Gather every line of the entries that includes the word "this".

··· EXTRACTED ENTRIES ···

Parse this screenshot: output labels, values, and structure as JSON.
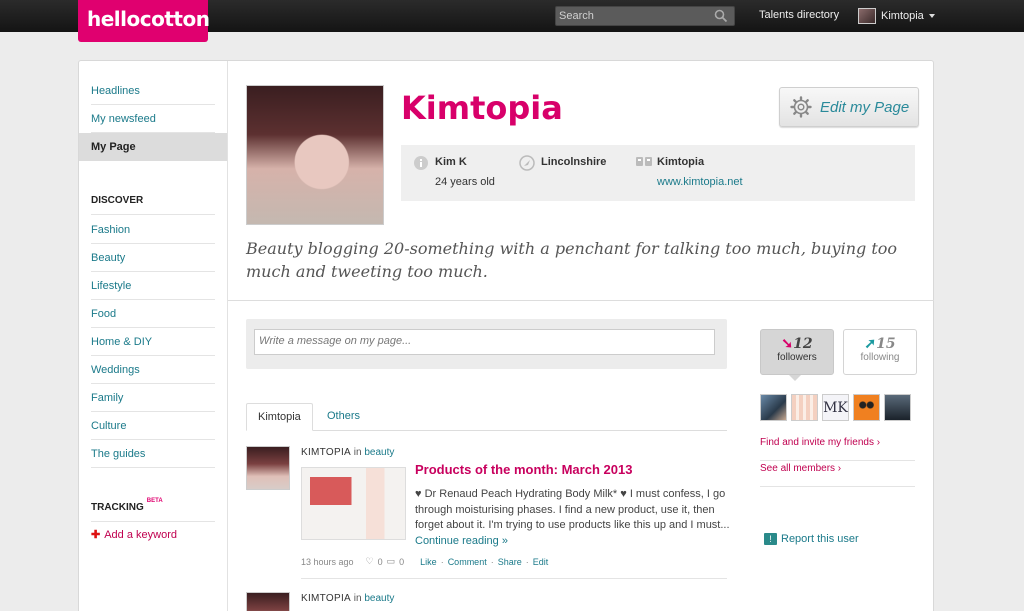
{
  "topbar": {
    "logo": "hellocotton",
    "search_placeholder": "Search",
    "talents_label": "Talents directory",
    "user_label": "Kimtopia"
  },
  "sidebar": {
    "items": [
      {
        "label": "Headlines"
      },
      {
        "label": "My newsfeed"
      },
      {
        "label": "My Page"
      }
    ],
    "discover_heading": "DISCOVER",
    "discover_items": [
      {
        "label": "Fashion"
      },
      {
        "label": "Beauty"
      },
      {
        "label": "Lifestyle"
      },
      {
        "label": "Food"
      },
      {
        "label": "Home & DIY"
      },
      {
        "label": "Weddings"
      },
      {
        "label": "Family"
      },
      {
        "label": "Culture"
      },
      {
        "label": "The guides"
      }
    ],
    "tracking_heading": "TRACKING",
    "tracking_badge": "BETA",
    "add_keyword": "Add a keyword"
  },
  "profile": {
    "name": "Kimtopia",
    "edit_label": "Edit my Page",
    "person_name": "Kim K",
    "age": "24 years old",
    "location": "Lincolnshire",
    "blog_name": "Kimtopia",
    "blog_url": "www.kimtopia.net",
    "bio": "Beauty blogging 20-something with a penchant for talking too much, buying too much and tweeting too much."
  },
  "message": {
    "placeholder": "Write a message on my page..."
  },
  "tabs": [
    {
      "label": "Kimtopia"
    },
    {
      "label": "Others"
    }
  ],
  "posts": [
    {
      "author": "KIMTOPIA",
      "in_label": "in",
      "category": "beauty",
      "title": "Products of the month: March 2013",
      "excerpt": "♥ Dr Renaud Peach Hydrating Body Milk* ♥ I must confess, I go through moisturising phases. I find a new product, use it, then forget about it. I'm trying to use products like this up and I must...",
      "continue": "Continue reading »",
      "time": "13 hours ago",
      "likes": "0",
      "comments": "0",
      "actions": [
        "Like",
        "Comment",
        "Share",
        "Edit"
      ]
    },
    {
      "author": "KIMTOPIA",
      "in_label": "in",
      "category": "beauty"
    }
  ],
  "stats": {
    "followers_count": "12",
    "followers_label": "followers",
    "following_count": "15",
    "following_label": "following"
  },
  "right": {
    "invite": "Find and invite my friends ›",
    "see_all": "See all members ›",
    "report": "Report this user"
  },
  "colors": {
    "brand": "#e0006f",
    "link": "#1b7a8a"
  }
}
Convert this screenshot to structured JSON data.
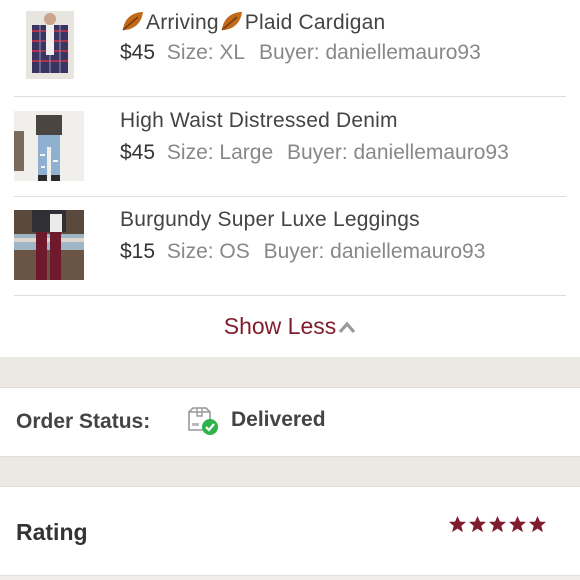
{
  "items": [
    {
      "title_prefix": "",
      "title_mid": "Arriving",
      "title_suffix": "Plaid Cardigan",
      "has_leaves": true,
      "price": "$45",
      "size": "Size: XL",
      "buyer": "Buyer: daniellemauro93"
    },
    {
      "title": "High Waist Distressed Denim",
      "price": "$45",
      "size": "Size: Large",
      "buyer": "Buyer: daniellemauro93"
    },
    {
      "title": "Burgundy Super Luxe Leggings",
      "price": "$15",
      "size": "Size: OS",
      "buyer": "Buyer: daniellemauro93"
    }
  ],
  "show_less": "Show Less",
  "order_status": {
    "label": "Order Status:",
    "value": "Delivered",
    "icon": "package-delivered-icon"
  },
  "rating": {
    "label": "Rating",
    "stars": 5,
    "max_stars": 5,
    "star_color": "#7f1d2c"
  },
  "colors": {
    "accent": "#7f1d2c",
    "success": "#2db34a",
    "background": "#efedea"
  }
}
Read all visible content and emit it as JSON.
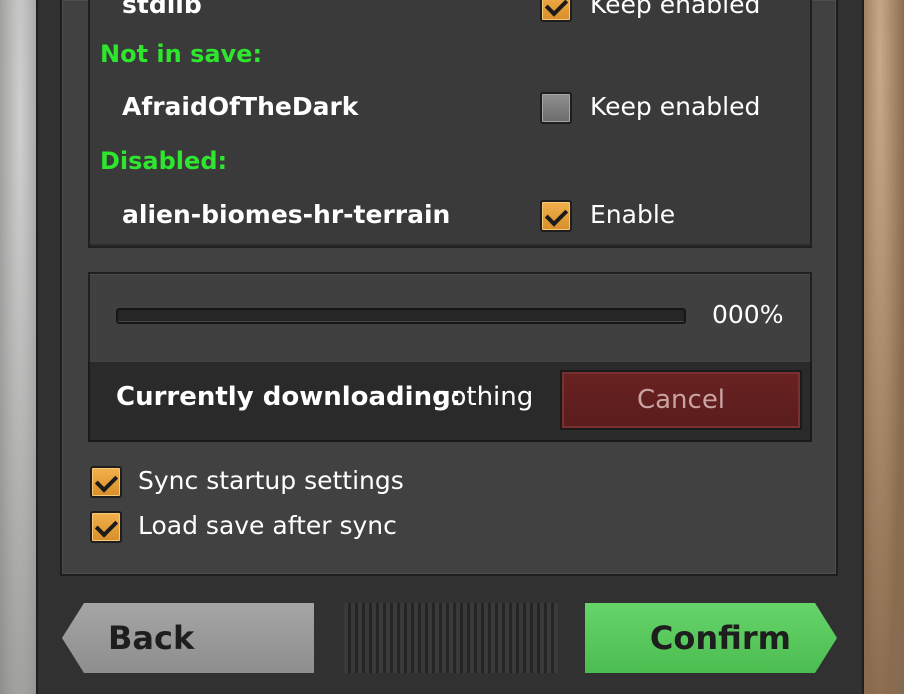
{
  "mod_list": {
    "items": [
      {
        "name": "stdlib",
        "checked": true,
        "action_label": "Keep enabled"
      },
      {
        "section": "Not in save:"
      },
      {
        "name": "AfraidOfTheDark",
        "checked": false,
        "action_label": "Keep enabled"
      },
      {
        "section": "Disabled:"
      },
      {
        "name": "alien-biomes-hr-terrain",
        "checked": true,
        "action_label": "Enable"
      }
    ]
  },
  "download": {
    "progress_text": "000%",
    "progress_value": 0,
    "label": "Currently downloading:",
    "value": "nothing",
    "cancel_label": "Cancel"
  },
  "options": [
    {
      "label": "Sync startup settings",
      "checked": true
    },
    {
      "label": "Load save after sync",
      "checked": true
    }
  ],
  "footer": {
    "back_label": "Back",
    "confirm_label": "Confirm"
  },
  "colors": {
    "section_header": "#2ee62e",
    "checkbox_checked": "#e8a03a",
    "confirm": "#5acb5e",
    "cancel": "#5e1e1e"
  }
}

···

→ EXPECTED OUTPUT
Parse this screenshot: output labels, values, and structure as JSON.
      "excerpt": "♥ Dr Renaud Peach Hydrating Body Milk* ♥ I must confess, I go through moisturising phases. I find a new product, use it, then forget about it. I'm trying to use products like this up and I must...",
    "report": "Report this user"
Convert this screenshot to structured JSON data.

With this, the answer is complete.